So, what to do. I have an idea. Can anyone out there score me some consecrated communion wafers? There’s no way I can personally get them — my local churches have stakes prepared for me, I’m sure — but if any of you would be willing to do what it takes to get me some, or even one, and mail it to me, I’ll show you sacrilege, gladly, and with much fanfare. I won’t be tempted to hold it hostage (no, not even if I have a choice between returning the Eucharist and watching Bill Donohue kick the pope in the balls, which would apparently be a more humane act than desecrating a goddamned cracker), but will instead treat it with profound disrespect and heinous cracker abuse, all photographed and presented here on the web. I shall do so joyfully and with laughter in my heart. If you can smuggle some out from under the armed guards and grim nuns hovering over your local communion ceremony, just write to me and I’ll send you my home address.

That was when the shite hit the fan.  The Catholic League fired out not one but two press releases on the Myers post, the first encouraging people to contact the university and state legislature to go after Myers’ job, the second stating that a Virginia delegate to the Republican National Convention in Minneapolis had requested additional security to protect god-fearing republicans from the frenzied atheist hordes at Myers’ beck and call.  The comment threads on Myers’ blog, Pharyngula, exploded with thousands of posts, and other blogs got in on the action with their own huge comment threads.

Myers’ fundamental assessment of the situation is dead on — death threats are NEVER an acceptable way of expressing disapproval, even of someone who trashes your most cherished beliefs.  And the university would be completely out-of-bounds to discipline the student for an action taken outside of the school context that did not result in harm to a person or property damage.  Committing blasphemy is not an expellable offense; the First Amendment guarantees that, especially where a state school is involved.

But I don’t get the point of Myers’ “score me a wafer” idea.  He finds the idea of protecting “a goddamned cracker” absurd.  So do I — transubstantiation is a silly belief (for the non-Catholic, transubstantiation is the belief that, at the moment of consecration [blessing], communion wafers and wine, although retaining their appearance as simple bread and wine, actually become the body and blood of Jesus), and was the one that, no matter how hard I tried, I couldn’t accept when I was practicing as a Catholic. 

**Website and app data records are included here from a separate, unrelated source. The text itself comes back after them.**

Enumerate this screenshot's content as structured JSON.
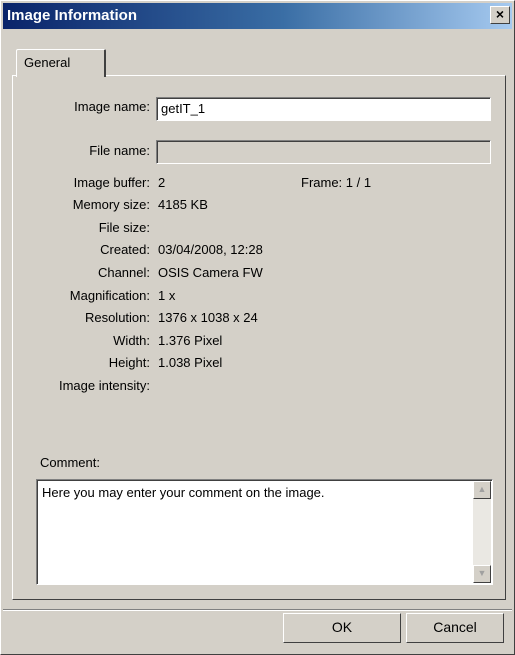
{
  "window": {
    "title": "Image Information",
    "close_glyph": "×"
  },
  "tabs": [
    {
      "label": "General"
    }
  ],
  "fields": {
    "image_name": {
      "label": "Image name:",
      "value": "getIT_1"
    },
    "file_name": {
      "label": "File name:",
      "value": ""
    }
  },
  "info": {
    "image_buffer": {
      "label": "Image buffer:",
      "value": "2"
    },
    "frame": {
      "text": "Frame: 1 / 1"
    },
    "memory_size": {
      "label": "Memory size:",
      "value": "4185 KB"
    },
    "file_size": {
      "label": "File size:",
      "value": ""
    },
    "created": {
      "label": "Created:",
      "value": "03/04/2008, 12:28"
    },
    "channel": {
      "label": "Channel:",
      "value": "OSIS Camera FW"
    },
    "magnification": {
      "label": "Magnification:",
      "value": "1 x"
    },
    "resolution": {
      "label": "Resolution:",
      "value": "1376 x 1038 x 24"
    },
    "width": {
      "label": "Width:",
      "value": "1.376 Pixel"
    },
    "height": {
      "label": "Height:",
      "value": "1.038 Pixel"
    },
    "image_intensity": {
      "label": "Image intensity:",
      "value": ""
    }
  },
  "comment": {
    "label": "Comment:",
    "value": "Here you may enter your comment on the image."
  },
  "buttons": {
    "ok": "OK",
    "cancel": "Cancel"
  },
  "colors": {
    "titlebar_start": "#0a246a",
    "titlebar_end": "#a6caf0",
    "dialog_face": "#d4d0c8"
  }
}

But what’s the point of going out of your way to desecrate a communion wafer?  How does poking a very sharp stick in the eye of Catholics advance the cause of rationality that we atheists hold so dear?  I suppose there’s a certain amount of glee in tweaking the most powerful religious body in the world.  And holding transubstantiation up to ridicule isn’t inherently overboard.  But aren’t there better ways to do it?  I’m not suggesting giving religious beliefs the kid-glove treatment.  Far from it.  But is this the most constructive way to support The Atheist Agenda (TM)?